A few months back, my friends at Mind Of The Athlete posted an article on their Facebook page about a new proposal for modified tackle football by the sport's governing body, USA Football. This is an an attempt to mimic similar sports leagues like little league baseball which has a gradual progression to the traditional sport. I decided to organize a discussion on this new variation of American football with some of my friends and former guests of the podcast. JR Nisivoccia (episode 3) is a Physical Therapist and serves as the USA Football Safety Coordinator for his town's recreation football program. Justin Papa is a post-rehab personal trainer and a former high school football mad-man who was never afraid to throw his body around on the field. Brian Bond (episode 31) is a former professional football player who overcame 3 ACL injuries. The proposed rule changes listed in the NPR article are as follows:
A smaller playing field, which dramatically shrinks the 100-yard field to a length of 40 yards.

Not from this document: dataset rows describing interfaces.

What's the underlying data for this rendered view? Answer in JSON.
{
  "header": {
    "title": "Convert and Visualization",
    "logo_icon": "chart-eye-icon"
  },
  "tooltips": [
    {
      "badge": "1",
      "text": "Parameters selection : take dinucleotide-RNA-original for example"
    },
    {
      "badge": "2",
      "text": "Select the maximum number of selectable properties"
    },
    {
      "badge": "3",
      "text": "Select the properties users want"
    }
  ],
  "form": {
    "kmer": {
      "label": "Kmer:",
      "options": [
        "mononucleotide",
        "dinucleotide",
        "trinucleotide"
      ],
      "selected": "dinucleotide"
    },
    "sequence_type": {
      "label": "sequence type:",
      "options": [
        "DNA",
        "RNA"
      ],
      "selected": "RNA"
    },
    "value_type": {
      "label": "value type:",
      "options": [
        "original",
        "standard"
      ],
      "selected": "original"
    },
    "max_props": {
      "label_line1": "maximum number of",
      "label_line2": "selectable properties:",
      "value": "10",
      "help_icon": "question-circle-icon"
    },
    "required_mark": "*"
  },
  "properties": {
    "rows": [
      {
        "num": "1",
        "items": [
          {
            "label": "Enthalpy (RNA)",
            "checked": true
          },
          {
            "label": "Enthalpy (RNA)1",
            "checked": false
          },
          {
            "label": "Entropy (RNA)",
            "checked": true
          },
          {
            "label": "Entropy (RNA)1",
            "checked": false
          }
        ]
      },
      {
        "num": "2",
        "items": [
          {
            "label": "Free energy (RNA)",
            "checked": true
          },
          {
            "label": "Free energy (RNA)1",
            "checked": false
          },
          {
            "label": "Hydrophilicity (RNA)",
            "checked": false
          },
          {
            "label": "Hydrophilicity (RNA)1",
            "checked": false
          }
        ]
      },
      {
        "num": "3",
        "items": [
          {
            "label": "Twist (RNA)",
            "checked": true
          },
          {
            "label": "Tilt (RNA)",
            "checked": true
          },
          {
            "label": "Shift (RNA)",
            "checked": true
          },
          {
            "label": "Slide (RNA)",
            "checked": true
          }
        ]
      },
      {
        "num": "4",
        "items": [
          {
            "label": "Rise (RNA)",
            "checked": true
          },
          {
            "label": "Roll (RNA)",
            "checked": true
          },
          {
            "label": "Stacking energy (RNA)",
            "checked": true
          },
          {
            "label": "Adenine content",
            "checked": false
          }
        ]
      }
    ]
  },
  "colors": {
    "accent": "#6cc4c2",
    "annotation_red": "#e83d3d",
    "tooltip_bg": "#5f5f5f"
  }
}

The smaller size allows a typical field to be split in half, so that two separate games can be played on the same surface at once.
Fewer players on each side. In a typical game, 11 players for each team would be on the field at once; in the modified version USA Football plans to audition, that number will be reduced to seven — though it hasn't ruled out the possibility of anywhere from six to nine.
There will be no special teams. In other words, that means no special teams in a bid to cut down on the punishing open-field hits those plays often involve.
Players at the line of scrimmage cannot use a "three-point stance" — a body position that allows for great leverage and more power off the line.
Players must rotate positions, rather than specialize in just one.
Coaches must ensure players of equal size are matched up against each other.
Below are the articles we all read in preparation for the discussion:
Below is an outline of our conversation:
What will a smaller playing field do for the game?
Potentially more collisions
Less room to pick up speed
From JR's coaching experience, most of the big hits in youth football occur at the line of scrimmage.
Less incentive to run?
Does decreasing the number of players on the field (6-9) improve safety ?
Rugby Seven, Sprint football comparison
Does more running = better fitness?
How important are special teams to the essence of the game?
Who is affected most by not allowing "three-point stance" on the line of scrimmage?"
We came to the conclusion that the interior defensive lineman will most affected.
Will this avoid helmet contact?
How feasible are mandated position rotations?
Pros and cons
Avoiding sport specialization
Will this deter bigger athletes?
Can coaches be trusted to ensure players of equal size will be lined up against each other?
How realistic is this?
What happens when the big kids rotate to a ball-carrying position?
JR's experience with the USA Football Heads Up Tackling program
Sees a lack of translation on to the field
Feels that coaches are the problem
Overall, our opinion as a group was that this modified version of tackle football will most likely not improve safety, but we all respect the efforts of USA Football to create a more sustainable game. I would love to hear your thoughts on the topic. By discussing the issues at hand, we will make the sport and culture safer for the athletes who love to play the game as much as we did.